*Task to carry out*
Where a line in the material below has the string "name", please report it.

Raw data Start Marker

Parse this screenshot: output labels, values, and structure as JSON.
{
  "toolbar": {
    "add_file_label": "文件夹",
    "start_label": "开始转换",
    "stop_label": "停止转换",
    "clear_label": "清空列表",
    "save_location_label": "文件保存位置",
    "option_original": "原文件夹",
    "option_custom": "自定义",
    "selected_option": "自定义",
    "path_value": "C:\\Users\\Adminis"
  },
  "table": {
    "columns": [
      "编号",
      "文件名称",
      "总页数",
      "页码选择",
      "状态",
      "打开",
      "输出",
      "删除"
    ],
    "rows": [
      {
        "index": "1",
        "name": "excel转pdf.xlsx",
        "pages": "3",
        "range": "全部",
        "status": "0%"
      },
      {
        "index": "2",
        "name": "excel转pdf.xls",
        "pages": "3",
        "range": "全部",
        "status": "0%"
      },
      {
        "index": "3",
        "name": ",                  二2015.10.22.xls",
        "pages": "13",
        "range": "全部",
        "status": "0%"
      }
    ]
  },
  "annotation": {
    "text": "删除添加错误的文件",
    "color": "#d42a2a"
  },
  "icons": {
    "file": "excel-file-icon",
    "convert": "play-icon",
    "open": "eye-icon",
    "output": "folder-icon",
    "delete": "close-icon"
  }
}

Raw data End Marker
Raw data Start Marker

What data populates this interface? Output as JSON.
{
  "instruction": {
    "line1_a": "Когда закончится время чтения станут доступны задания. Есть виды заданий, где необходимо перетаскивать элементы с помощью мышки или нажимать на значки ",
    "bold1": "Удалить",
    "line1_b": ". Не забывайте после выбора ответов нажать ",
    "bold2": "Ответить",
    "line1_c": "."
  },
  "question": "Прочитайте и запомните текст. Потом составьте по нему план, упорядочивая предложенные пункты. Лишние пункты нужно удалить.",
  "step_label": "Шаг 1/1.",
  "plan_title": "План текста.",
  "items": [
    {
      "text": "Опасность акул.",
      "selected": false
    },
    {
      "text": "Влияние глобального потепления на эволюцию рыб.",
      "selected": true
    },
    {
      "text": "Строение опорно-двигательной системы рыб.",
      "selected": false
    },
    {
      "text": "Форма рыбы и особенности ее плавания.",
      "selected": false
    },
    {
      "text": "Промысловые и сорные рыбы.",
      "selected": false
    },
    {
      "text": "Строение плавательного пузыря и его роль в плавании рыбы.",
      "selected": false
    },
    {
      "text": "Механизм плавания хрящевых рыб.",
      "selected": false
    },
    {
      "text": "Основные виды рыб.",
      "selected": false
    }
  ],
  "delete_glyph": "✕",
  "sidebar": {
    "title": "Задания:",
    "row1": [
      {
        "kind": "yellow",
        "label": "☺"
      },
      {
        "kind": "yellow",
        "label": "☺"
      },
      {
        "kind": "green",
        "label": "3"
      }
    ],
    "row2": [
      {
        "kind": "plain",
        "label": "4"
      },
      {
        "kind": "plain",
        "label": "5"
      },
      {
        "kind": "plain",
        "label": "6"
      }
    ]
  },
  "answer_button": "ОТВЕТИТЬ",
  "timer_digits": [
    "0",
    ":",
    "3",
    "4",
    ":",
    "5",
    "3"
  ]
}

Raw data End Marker
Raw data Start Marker

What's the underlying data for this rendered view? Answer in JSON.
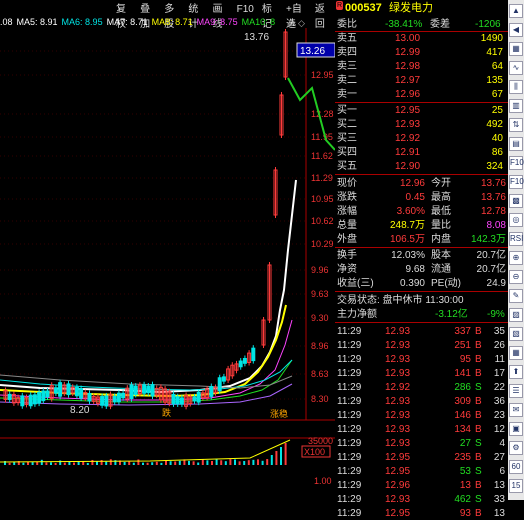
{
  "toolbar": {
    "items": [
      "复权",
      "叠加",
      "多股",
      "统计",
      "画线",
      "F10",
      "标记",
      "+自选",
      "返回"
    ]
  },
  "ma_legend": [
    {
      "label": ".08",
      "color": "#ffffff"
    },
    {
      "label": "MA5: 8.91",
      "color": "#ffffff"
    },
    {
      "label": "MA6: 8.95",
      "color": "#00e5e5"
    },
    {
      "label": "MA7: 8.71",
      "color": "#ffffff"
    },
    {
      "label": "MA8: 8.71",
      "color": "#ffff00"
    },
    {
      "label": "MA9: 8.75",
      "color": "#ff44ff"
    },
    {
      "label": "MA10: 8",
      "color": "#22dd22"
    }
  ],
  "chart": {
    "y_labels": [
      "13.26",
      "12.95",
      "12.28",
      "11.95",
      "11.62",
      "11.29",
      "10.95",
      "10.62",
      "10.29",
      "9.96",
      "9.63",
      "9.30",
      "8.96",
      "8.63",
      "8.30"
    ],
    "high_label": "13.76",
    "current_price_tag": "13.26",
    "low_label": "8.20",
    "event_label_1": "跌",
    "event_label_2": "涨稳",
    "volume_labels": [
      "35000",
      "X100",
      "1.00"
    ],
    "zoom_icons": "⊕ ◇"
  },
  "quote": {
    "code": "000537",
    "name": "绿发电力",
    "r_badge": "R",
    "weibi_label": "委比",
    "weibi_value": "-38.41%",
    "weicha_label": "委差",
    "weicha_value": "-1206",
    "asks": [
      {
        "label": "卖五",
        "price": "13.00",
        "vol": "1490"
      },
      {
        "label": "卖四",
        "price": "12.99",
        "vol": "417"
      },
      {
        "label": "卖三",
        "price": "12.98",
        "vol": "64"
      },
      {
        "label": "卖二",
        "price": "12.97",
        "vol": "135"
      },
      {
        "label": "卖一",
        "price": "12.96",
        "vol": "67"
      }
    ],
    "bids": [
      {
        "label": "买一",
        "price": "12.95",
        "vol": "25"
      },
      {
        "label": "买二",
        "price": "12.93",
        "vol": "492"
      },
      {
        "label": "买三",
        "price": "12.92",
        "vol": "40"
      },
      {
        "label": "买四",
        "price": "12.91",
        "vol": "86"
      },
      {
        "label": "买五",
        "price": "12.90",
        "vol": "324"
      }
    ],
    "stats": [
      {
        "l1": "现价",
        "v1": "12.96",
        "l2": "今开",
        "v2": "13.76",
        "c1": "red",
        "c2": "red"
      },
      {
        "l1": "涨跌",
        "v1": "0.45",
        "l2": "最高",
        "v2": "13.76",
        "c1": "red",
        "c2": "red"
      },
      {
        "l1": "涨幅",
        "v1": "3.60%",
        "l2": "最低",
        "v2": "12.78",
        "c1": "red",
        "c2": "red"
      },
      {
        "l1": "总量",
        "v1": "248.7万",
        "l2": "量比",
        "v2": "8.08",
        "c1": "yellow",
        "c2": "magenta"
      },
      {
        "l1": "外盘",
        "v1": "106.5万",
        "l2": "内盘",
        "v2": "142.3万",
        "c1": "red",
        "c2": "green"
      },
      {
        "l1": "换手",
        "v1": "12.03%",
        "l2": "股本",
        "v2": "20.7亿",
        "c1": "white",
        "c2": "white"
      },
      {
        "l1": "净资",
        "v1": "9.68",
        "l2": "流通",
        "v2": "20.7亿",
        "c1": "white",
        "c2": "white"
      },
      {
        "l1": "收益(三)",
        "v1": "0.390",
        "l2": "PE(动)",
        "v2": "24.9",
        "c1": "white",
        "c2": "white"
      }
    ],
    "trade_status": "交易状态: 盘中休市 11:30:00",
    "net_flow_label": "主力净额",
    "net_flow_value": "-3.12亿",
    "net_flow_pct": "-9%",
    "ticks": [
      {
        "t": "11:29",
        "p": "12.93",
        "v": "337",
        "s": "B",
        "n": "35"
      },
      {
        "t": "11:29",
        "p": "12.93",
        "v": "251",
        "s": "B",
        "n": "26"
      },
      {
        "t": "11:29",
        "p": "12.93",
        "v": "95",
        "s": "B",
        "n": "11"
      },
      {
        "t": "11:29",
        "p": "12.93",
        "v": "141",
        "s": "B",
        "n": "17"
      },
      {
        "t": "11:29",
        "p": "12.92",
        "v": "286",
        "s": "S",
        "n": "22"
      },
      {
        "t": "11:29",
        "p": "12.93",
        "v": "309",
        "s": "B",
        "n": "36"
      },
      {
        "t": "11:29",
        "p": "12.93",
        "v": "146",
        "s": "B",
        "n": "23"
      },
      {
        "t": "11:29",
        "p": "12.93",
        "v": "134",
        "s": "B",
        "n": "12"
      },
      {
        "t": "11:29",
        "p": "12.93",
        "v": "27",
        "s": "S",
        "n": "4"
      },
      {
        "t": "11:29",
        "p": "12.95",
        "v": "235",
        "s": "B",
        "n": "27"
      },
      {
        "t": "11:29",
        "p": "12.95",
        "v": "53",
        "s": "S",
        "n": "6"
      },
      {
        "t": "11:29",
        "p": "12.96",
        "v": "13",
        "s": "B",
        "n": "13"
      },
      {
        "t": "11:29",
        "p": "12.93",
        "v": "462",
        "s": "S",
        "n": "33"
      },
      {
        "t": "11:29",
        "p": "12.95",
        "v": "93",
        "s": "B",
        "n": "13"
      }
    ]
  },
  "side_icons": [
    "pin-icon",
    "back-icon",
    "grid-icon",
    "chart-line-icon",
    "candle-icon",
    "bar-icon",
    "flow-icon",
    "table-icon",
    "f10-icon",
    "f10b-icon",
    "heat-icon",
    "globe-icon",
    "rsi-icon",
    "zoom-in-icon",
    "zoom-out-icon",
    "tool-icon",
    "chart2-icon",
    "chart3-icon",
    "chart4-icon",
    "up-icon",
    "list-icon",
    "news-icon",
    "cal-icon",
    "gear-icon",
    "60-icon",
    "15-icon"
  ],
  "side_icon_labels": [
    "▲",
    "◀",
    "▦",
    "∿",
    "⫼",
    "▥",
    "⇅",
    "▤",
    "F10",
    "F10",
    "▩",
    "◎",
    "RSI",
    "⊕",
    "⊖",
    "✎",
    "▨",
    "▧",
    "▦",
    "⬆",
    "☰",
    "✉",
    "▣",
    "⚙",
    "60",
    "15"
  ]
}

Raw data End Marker

*Response to this exercise*
        "name": "excel转pdf.xlsx",
        "name": "excel转pdf.xls",
        "name": ",                  二2015.10.22.xls",
    "name": "绿发电力",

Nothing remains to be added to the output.